SEC Enforcement has been revamping and reorganizing in an effort to become more effective and efficient. Part of that process focuses on joint investigations with criminal prosecutors and other regulators. The recently recast Financial Fraud Task Force and the newly created Virginia Financial Fraud Task Force are two examples of SEC Enforcement teaming up with the Department of Justice and the U.S. Attorneys Office. Another part of the rejuvenation appears to be an increased reliance on civil fines. Together, more criminal prosecutions and bigger fines are supposed to caution the market place, resulting in deterrence.

As the rejuvenation moves forward, SEC Enforcement would do well to pause and review the recently released FSA Annual Report: 2009/10. The Financial Services Authority is the top market regulator in the U.K. In the report, available on its website, the FSA states that one of the ways in which it seeks to develop confidence in the U.K.’s markets is “to mitigate and deter market abuse. . .” by detecting and prosecuting insider trading. In the past the regulator has suffered from the perception that it was not aggressive at investigating and eliminating this type of market abuse, particularly by major market participants.

Beginning in 2006/07 the FSA “decided to make more extensive use of the full range of investigation and prosecution powers available . . .” This resulted in a series of insider trading investigations, the FSA’s first criminal prosecutions for insider dealing and an increased use of fines. The report goes on to cite a number of examples to illustrate the new more aggressive stance adopted by the regulator. This includes two criminal trials in which the FSA secured convictions and the execution of a number of searches followed by arrests which lead to more criminal prosecutions. In addition, the FSA published findings of market abuse and imposed large fines on a number of major market participants.

According to the report, the new policy of increased criminal prosecutions and large fines is working, sending a credible deterrence to the market. The policy is going to continue.

The statistics cited by the FSA, however, raise questions about the impact of its new policy. The FSA says it is the only regulator that publishes metrics by which possible insider trading and market abuse can be measured. Those metrics focus on incidents of suspicious trading activity in advance of a corporate announcement. Specifically, the FSA analyzes the scale of share price movement in the two days prior to regulatory announcements to assess trading and price movements which may be abnormal for that security. While this data does not establish or prove insider trading, it is some indication of possible market abuse, according to the FSA.
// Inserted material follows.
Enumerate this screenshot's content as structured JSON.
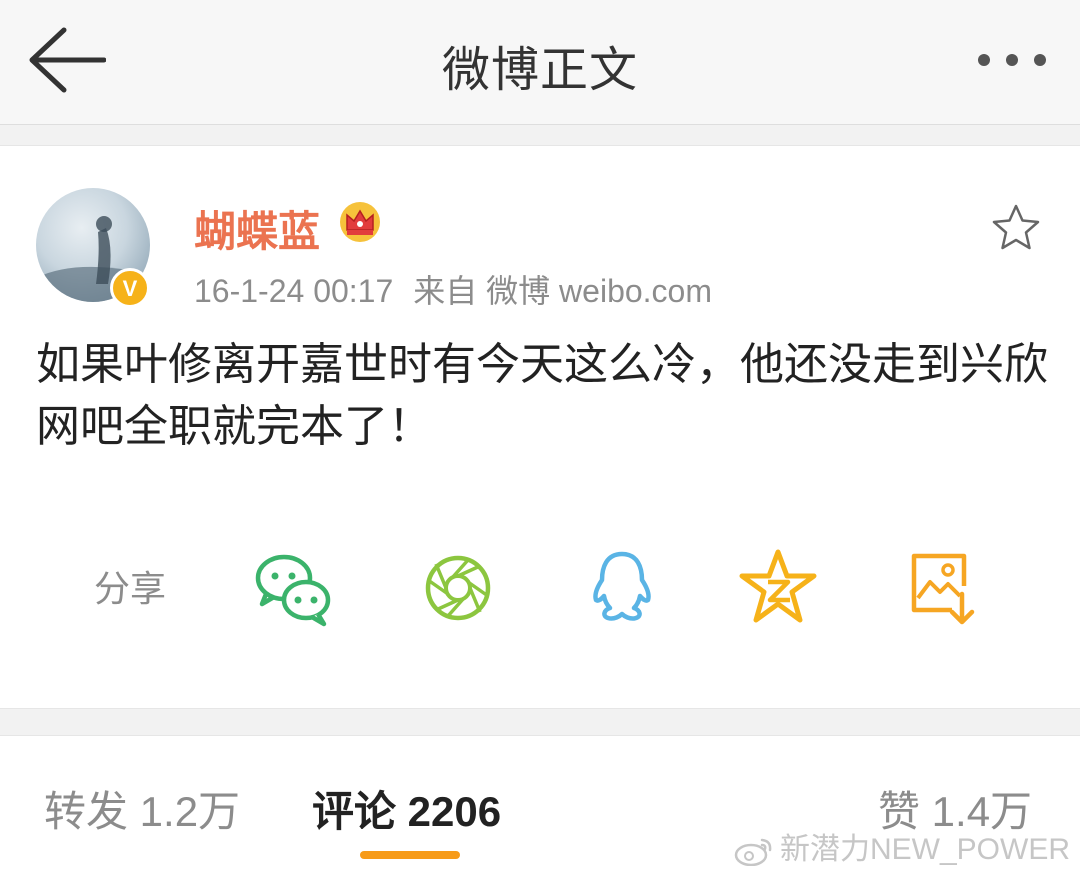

For the 2009/10 time period, the incidents of abnormal trading activity discovered by the FSA is about the same as in prior years. Stated differently, the incidents of suspicious trading activity and abnormal price movements have remained essentially constant. Accordingly, the metrics reported by the FSA do not support the claim that its new program is deterring market abuse. If in fact increased criminal prosecutions and large fines translate to deterrence in the marketplace then the data should show a decrease in suspicious trading and price movements.

Some might argue that the FSA’s program is new and that any assessment of its success should be deferred. At the same time, however, it would seem that the immediate impact of initiating a string of criminal prosecutions and imposing a series of large fines would have some impact in the marketplace if this type of activity translates to deterrence. That point, however, is not supported by FSA’s Annual Report.

As SEC Enforcement moves forward with its rejuvenation efforts it would do well to carefully assess the experience of the FSA. More criminal prosecutions and bigger fines may yield headlines as it has done for the FSA but not necessarily deterrence and more effective enforcement.